Print Edition - 2015-06-05 | Oped
On the right trail
- Trekking and mountaineering industry seeking post-quake scientific assessment for safety is a responsible move
Jun 4, 2015-
The mountains have shaken and so has the trekking and mountaineering industry which directly depends on them. But the good news is mountain-tourism operators remain unshaken. Without losing their self-control, they have placed long-term gains before what could be short-term benefits.
Trekking and mountaineering agents have seen seismic changes ranging from the drop of the Himalayas to earthquake-torn mountains scarred along with thousands of landslides that swept settlements, trails, bridges and highways and also blocked rivers. And they know how damaging all this could be to the industry, mainly because of the threat to the safety of trekkers and mountaineers from across the globe.
“We can immediately announce that the trekking areas are safe and people can go to these places because we are already repairing trails and bridges,” says Ramesh Dhamala, president of Trekking Agencies’ Association of Nepal. “But the question is will it be a sustainable move, given the risks seen on the mountains.”
It was this realisation that made them seek the help of ‘world-renowned geologists’ to identify which areas are safe for trekking and mountaineering now.
“We are already reaching out to leading universities and research institutions of the world to help us get top geologists who could do a proper assessment of the risks and give us a comprehensive picture as to which areas are safe,” said Dhamala.
Nepal Mountaineering Association president Ang Tshering Sherpa seconded the idea. “We are already repairing trails in several areas and some works have been completed but a scientific assessment is certainly what we need at this time,” he said.
Government officials have also bought into the idea. “We are totally convinced with this and talks are already on with different quarters for funding this project,” says Pushpa Raj Dhakal, director general of tourism department.
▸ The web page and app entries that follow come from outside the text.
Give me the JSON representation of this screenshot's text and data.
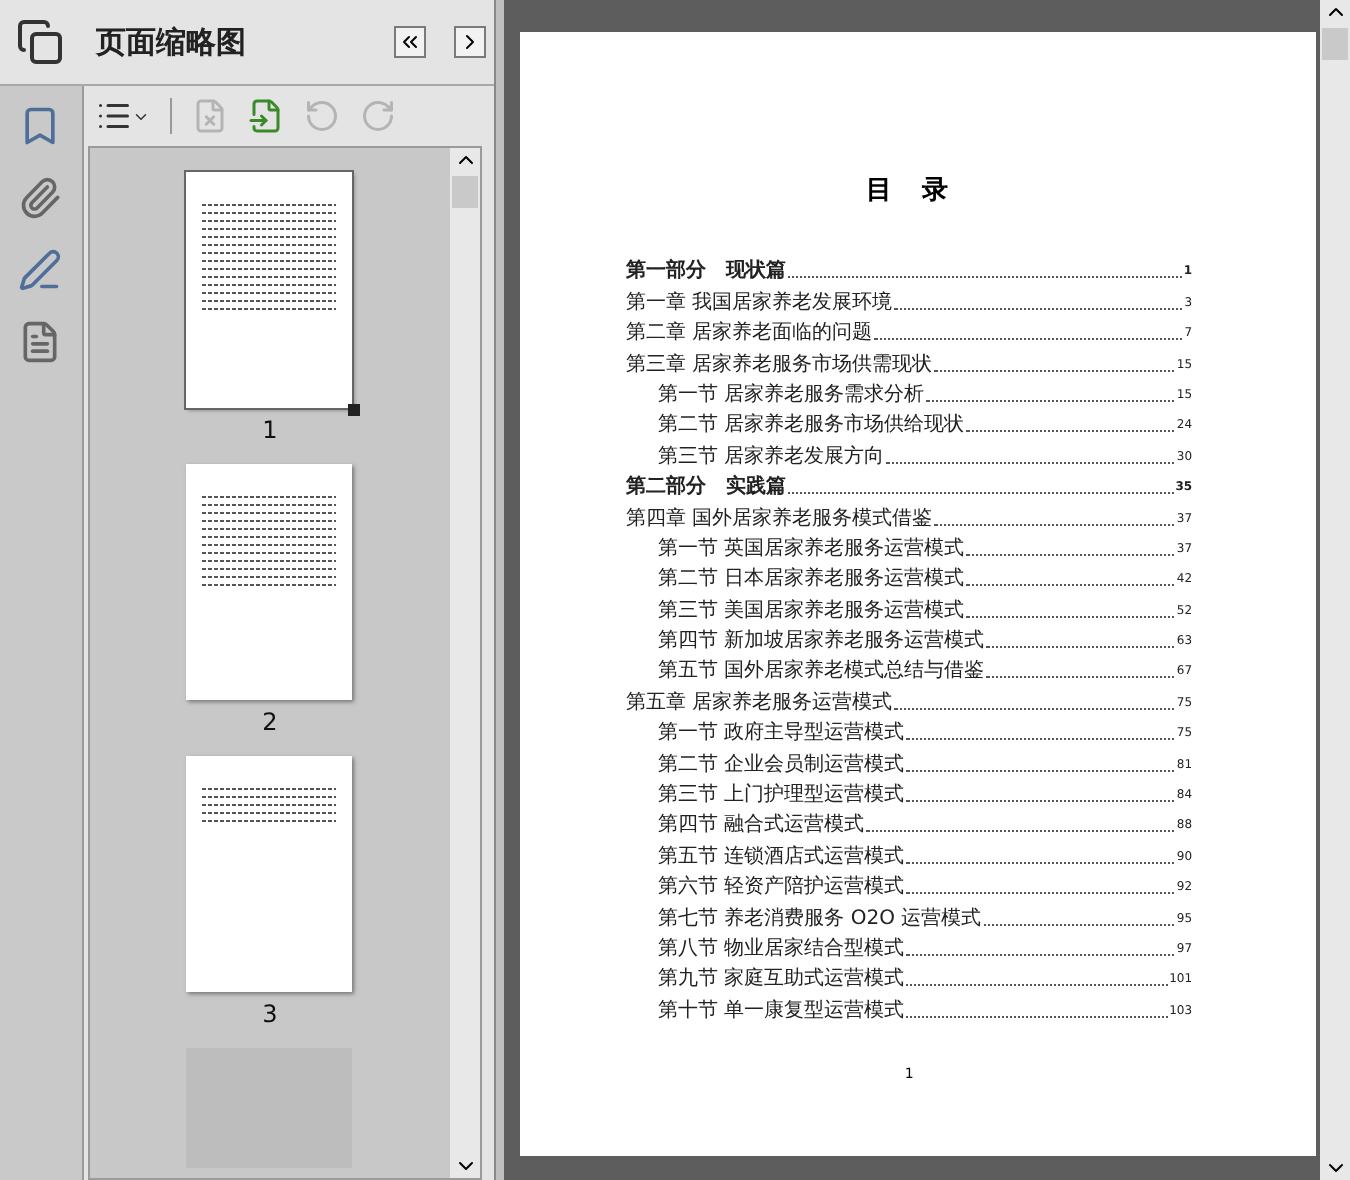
{
  "panel": {
    "title": "页面缩略图"
  },
  "toolbar": [
    {
      "kind": "options",
      "disabled": false
    },
    {
      "kind": "delete",
      "disabled": true
    },
    {
      "kind": "insert",
      "disabled": false
    },
    {
      "kind": "rotate-left",
      "disabled": true
    },
    {
      "kind": "rotate-right",
      "disabled": true
    }
  ],
  "thumbnails": [
    {
      "label": "1",
      "selected": true
    },
    {
      "label": "2",
      "selected": false
    },
    {
      "label": "3",
      "selected": false
    }
  ],
  "document": {
    "heading": "目  录",
    "page_number": "1",
    "toc": [
      {
        "kind": "part",
        "title": "第一部分　现状篇",
        "page": "1"
      },
      {
        "kind": "chapter",
        "title": "第一章 我国居家养老发展环境",
        "page": "3"
      },
      {
        "kind": "chapter",
        "title": "第二章 居家养老面临的问题",
        "page": "7"
      },
      {
        "kind": "chapter",
        "title": "第三章 居家养老服务市场供需现状",
        "page": "15"
      },
      {
        "kind": "section",
        "title": "第一节 居家养老服务需求分析",
        "page": "15"
      },
      {
        "kind": "section",
        "title": "第二节 居家养老服务市场供给现状",
        "page": "24"
      },
      {
        "kind": "section",
        "title": "第三节 居家养老发展方向",
        "page": "30"
      },
      {
        "kind": "part",
        "title": "第二部分　实践篇",
        "page": "35"
      },
      {
        "kind": "chapter",
        "title": "第四章 国外居家养老服务模式借鉴",
        "page": "37"
      },
      {
        "kind": "section",
        "title": "第一节 英国居家养老服务运营模式",
        "page": "37"
      },
      {
        "kind": "section",
        "title": "第二节 日本居家养老服务运营模式",
        "page": "42"
      },
      {
        "kind": "section",
        "title": "第三节 美国居家养老服务运营模式",
        "page": "52"
      },
      {
        "kind": "section",
        "title": "第四节 新加坡居家养老服务运营模式",
        "page": "63"
      },
      {
        "kind": "section",
        "title": "第五节 国外居家养老模式总结与借鉴",
        "page": "67"
      },
      {
        "kind": "chapter",
        "title": "第五章 居家养老服务运营模式",
        "page": "75"
      },
      {
        "kind": "section",
        "title": "第一节 政府主导型运营模式",
        "page": "75"
      },
      {
        "kind": "section",
        "title": "第二节 企业会员制运营模式",
        "page": "81"
      },
      {
        "kind": "section",
        "title": "第三节 上门护理型运营模式",
        "page": "84"
      },
      {
        "kind": "section",
        "title": "第四节 融合式运营模式",
        "page": "88"
      },
      {
        "kind": "section",
        "title": "第五节 连锁酒店式运营模式",
        "page": "90"
      },
      {
        "kind": "section",
        "title": "第六节 轻资产陪护运营模式",
        "page": "92"
      },
      {
        "kind": "section",
        "title": "第七节 养老消费服务 O2O 运营模式",
        "page": "95"
      },
      {
        "kind": "section",
        "title": "第八节 物业居家结合型模式",
        "page": "97"
      },
      {
        "kind": "section",
        "title": "第九节 家庭互助式运营模式",
        "page": "101"
      },
      {
        "kind": "section",
        "title": "第十节 单一康复型运营模式",
        "page": "103"
      }
    ]
  }
}
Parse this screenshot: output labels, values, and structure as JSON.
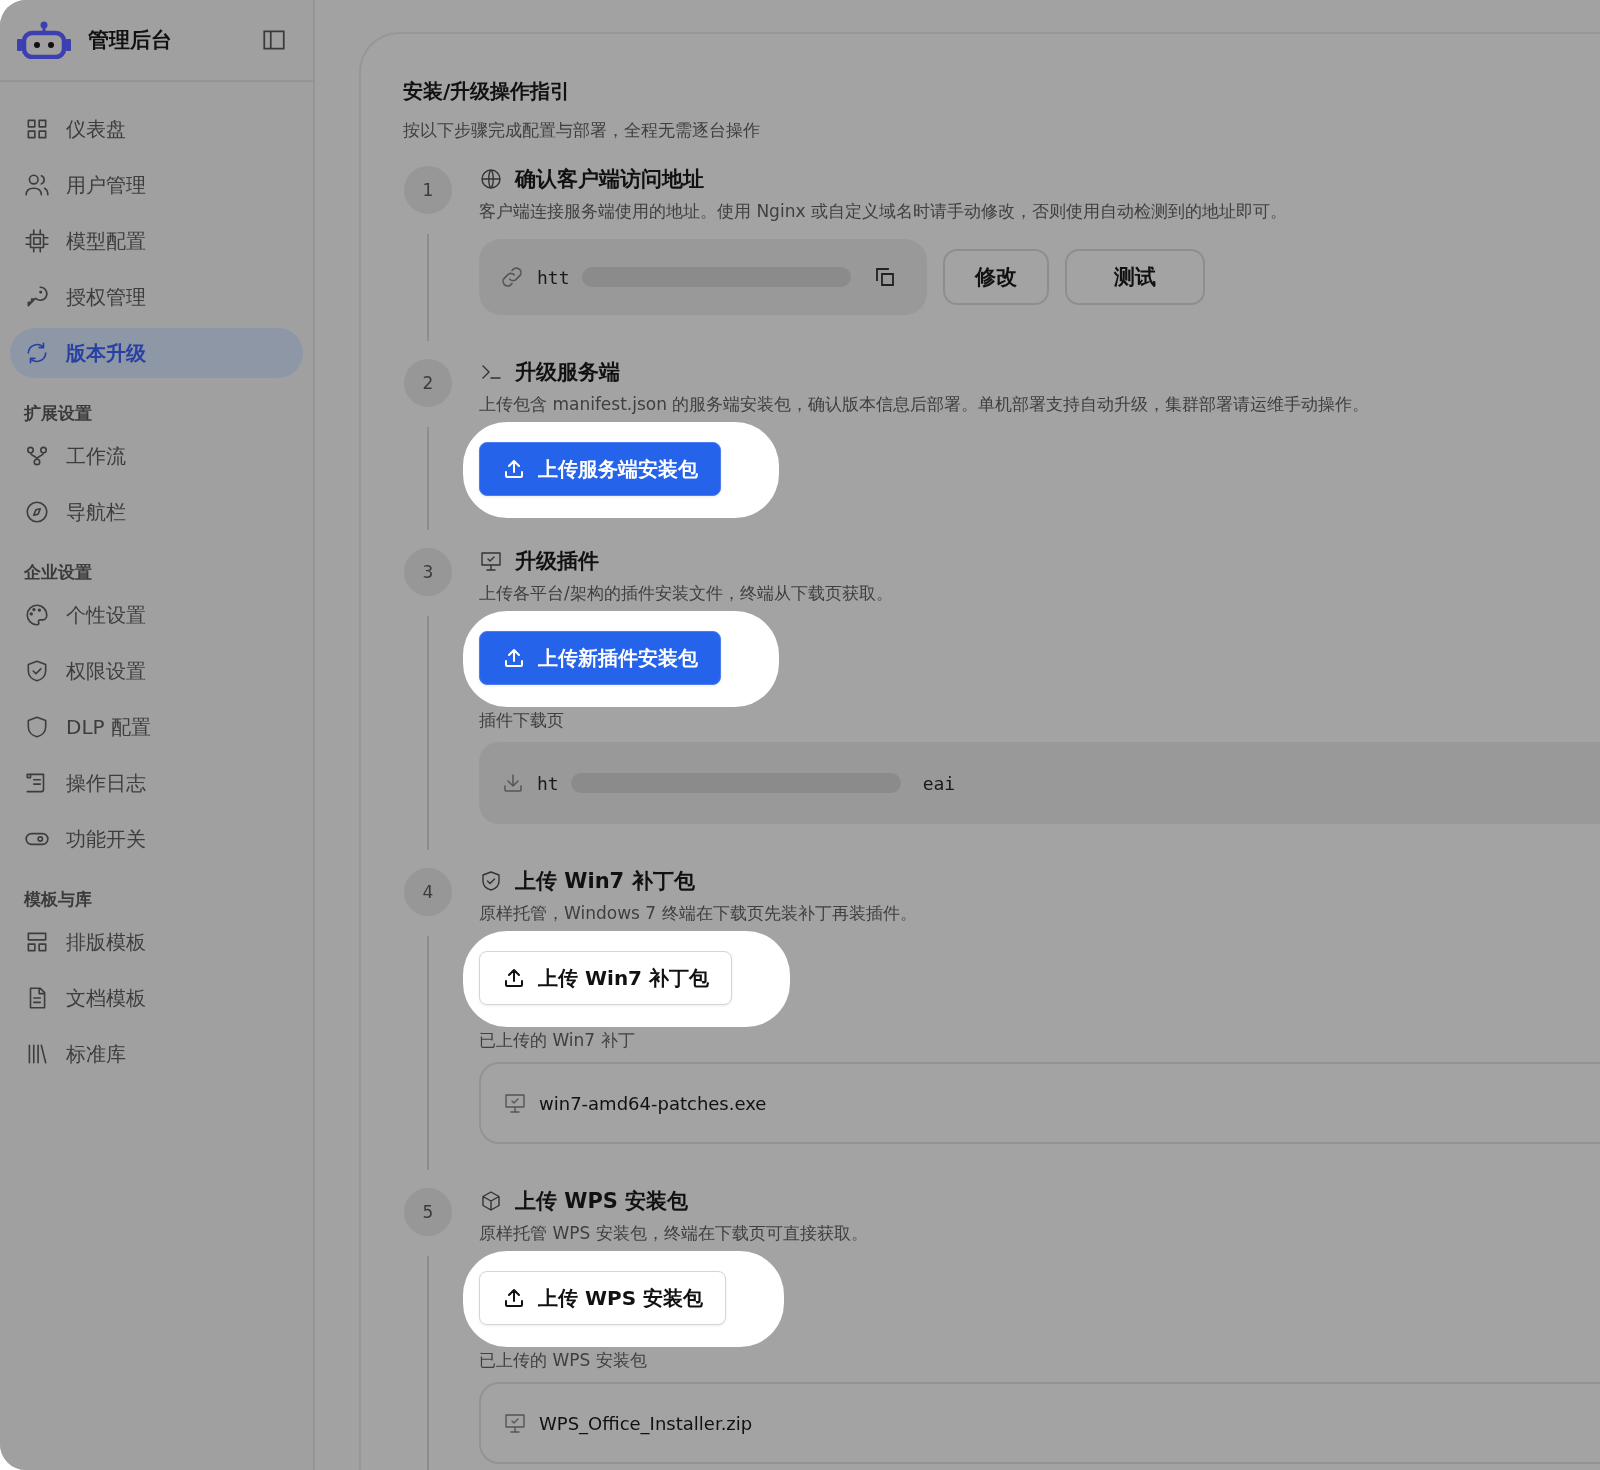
{
  "sidebar": {
    "brand": "管理后台",
    "sections": [
      {
        "items": [
          {
            "label": "仪表盘",
            "selected": false
          },
          {
            "label": "用户管理",
            "selected": false
          },
          {
            "label": "模型配置",
            "selected": false
          },
          {
            "label": "授权管理",
            "selected": false
          },
          {
            "label": "版本升级",
            "selected": true
          }
        ]
      },
      {
        "heading": "扩展设置",
        "items": [
          {
            "label": "工作流",
            "selected": false
          },
          {
            "label": "导航栏",
            "selected": false
          }
        ]
      },
      {
        "heading": "企业设置",
        "items": [
          {
            "label": "个性设置",
            "selected": false
          },
          {
            "label": "权限设置",
            "selected": false
          },
          {
            "label": "DLP 配置",
            "selected": false
          },
          {
            "label": "操作日志",
            "selected": false
          },
          {
            "label": "功能开关",
            "selected": false
          }
        ]
      },
      {
        "heading": "模板与库",
        "items": [
          {
            "label": "排版模板",
            "selected": false
          },
          {
            "label": "文档模板",
            "selected": false
          },
          {
            "label": "标准库",
            "selected": false
          }
        ]
      }
    ]
  },
  "guide": {
    "title": "安装/升级操作指引",
    "subtitle": "按以下步骤完成配置与部署，全程无需逐台操作",
    "steps": [
      {
        "number": "1",
        "title": "确认客户端访问地址",
        "description": "客户端连接服务端使用的地址。使用 Nginx 或自定义域名时请手动修改，否则使用自动检测到的地址即可。",
        "rows": [
          [
            {
              "kind": "url_field",
              "text": "htt"
            },
            {
              "kind": "button",
              "label": "修改"
            },
            {
              "kind": "button",
              "label": "测试"
            }
          ]
        ]
      },
      {
        "number": "2",
        "title": "升级服务端",
        "description": "上传包含 manifest.json 的服务端安装包，确认版本信息后部署。单机部署支持自动升级，集群部署请运维手动操作。",
        "rows": [
          [
            {
              "kind": "upload",
              "label": "上传服务端安装包",
              "primary": true,
              "highlighted": true
            }
          ]
        ]
      },
      {
        "number": "3",
        "title": "升级插件",
        "description": "上传各平台/架构的插件安装文件，终端从下载页获取。",
        "rows": [
          [
            {
              "kind": "upload",
              "label": "上传新插件安装包",
              "primary": true,
              "highlighted": true
            }
          ],
          [
            {
              "kind": "label",
              "text": "插件下载页"
            }
          ],
          [
            {
              "kind": "download_field",
              "text": "ht",
              "tail": "eai"
            }
          ]
        ]
      },
      {
        "number": "4",
        "title": "上传 Win7 补丁包",
        "description": "原样托管，Windows 7 终端在下载页先装补丁再装插件。",
        "rows": [
          [
            {
              "kind": "upload",
              "label": "上传 Win7 补丁包",
              "primary": false,
              "highlighted": true
            }
          ],
          [
            {
              "kind": "label",
              "text": "已上传的 Win7 补丁"
            }
          ],
          [
            {
              "kind": "file",
              "name": "win7-amd64-patches.exe"
            }
          ]
        ]
      },
      {
        "number": "5",
        "title": "上传 WPS 安装包",
        "description": "原样托管 WPS 安装包，终端在下载页可直接获取。",
        "rows": [
          [
            {
              "kind": "upload",
              "label": "上传 WPS 安装包",
              "primary": false,
              "highlighted": true
            }
          ],
          [
            {
              "kind": "label",
              "text": "已上传的 WPS 安装包"
            }
          ],
          [
            {
              "kind": "file",
              "name": "WPS_Office_Installer.zip"
            }
          ]
        ]
      }
    ]
  }
}
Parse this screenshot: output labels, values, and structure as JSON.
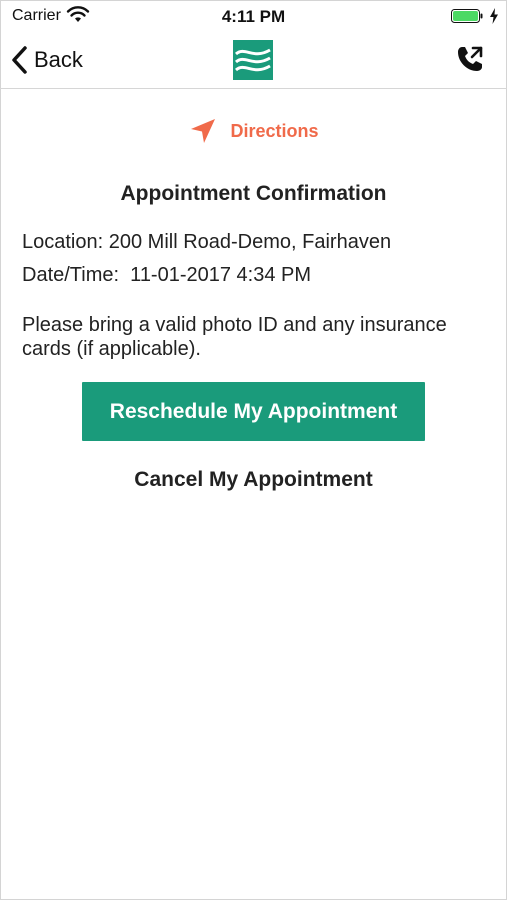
{
  "status_bar": {
    "carrier": "Carrier",
    "time": "4:11 PM",
    "battery_color": "#4cd964"
  },
  "nav": {
    "back_label": "Back"
  },
  "brand": {
    "accent": "#1a9b7b",
    "directions_color": "#f06a4a"
  },
  "directions": {
    "label": "Directions"
  },
  "confirmation": {
    "title": "Appointment Confirmation",
    "location": "Location: 200 Mill Road-Demo, Fairhaven",
    "datetime": "Date/Time:  11-01-2017 4:34 PM",
    "note": "Please bring a valid photo ID and any insurance cards (if applicable)."
  },
  "actions": {
    "reschedule_label": "Reschedule My Appointment",
    "cancel_label": "Cancel My Appointment"
  }
}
The April 25 mainshock left the Langtang and the surrounding Manasalu and Ganesh Himal trekking region almost completely devastated.
Then came the May 12 major aftershock that rattled the mountains in Dolakha, Sindhupalchok and Kavrepalanchok districts, triggering many landslides and making major trekking destinations like Rolwaling and Helambu inaccessible.
If the impacts were limited to just these areas to the immediate west and east of Kathmandu, perhaps trekking and mountaineering agents would not have been
But the quakes shook things as far as the Everest region in the east and the Annapurna region in the west—both major trekking and mountaineering destinations.
The mainshock caused avalanches in the Everest region killing at least 18 people at and around the base camp and sweeping many ladders and ropes on the new climbing route to camp one. Icefall doctors could not fix the routes again as avalanches continued and the region kept on shaking.
No big events were reported in the Annapurna region in the initial days except for a landslide that partially blocked the Marshyangdi River in Manang district. And then all of a sudden came down a huge landslip above Beni that blocked the Kali Gandaki River threatening downstream settlements with a major flood-burst.
Meantime, Sherpas in the Everest region have visited the glacial region overlooking their villages and they have come back with some disturbing findings.
An empty small glacial lake with outlets appearing elsewhere, cracks on the ground and glaciers and a body of ice and debris of rocks and soil popping out of nowhere just above one of the villages have left them worried.
“These are disturbing changes we have witnessed ourselves,” says Ang Chiri Sherpa, president of one of the users’ group in the Sagarmatha buffer zone.
Floods from the outburst of a small glacial lake had swept two small bridges and a cow shed causing rumours that a major glacial lake, Imja had burst out. It was after the incident, Sherpa and his team had set out to find out the truth for themselves.
They found that Imja was indeed intact—as Department of Hydrology and Meteorology officials had said after a helicopter survey—but there were “other things to worry.”
All these have shaped the cautious approach trekking and mountaineering industry leaders have adopted. They, apparently, fear that if trekkers and mountaineers are taken to the affected areas and a quake-triggered disaster strikes, the industry could suffer irrecoverable loss.
The trekking and mountaineering agents’ idea of getting an assessment from top geologists have led to some arguments that Nepali experts are equally competent of doing the job and that getting ‘foreign consultants’ would mean the usual drill of fat fees. But their idea of getting ‘world- renowned geologists’ on board is understandable. They know that such an assessment report would not only be a scientific statement but would also be an effective tool for international marketing.
The assessment may come and it might redefine the trekking and mountaineering routes in Nepal or it might not. But the initiative for such a scientific study taken by the trekking and mountaineering industry is definitely a responsible and wise move.
Khadka is a BBC journalist based in London
Published: 05-06-2015 08:31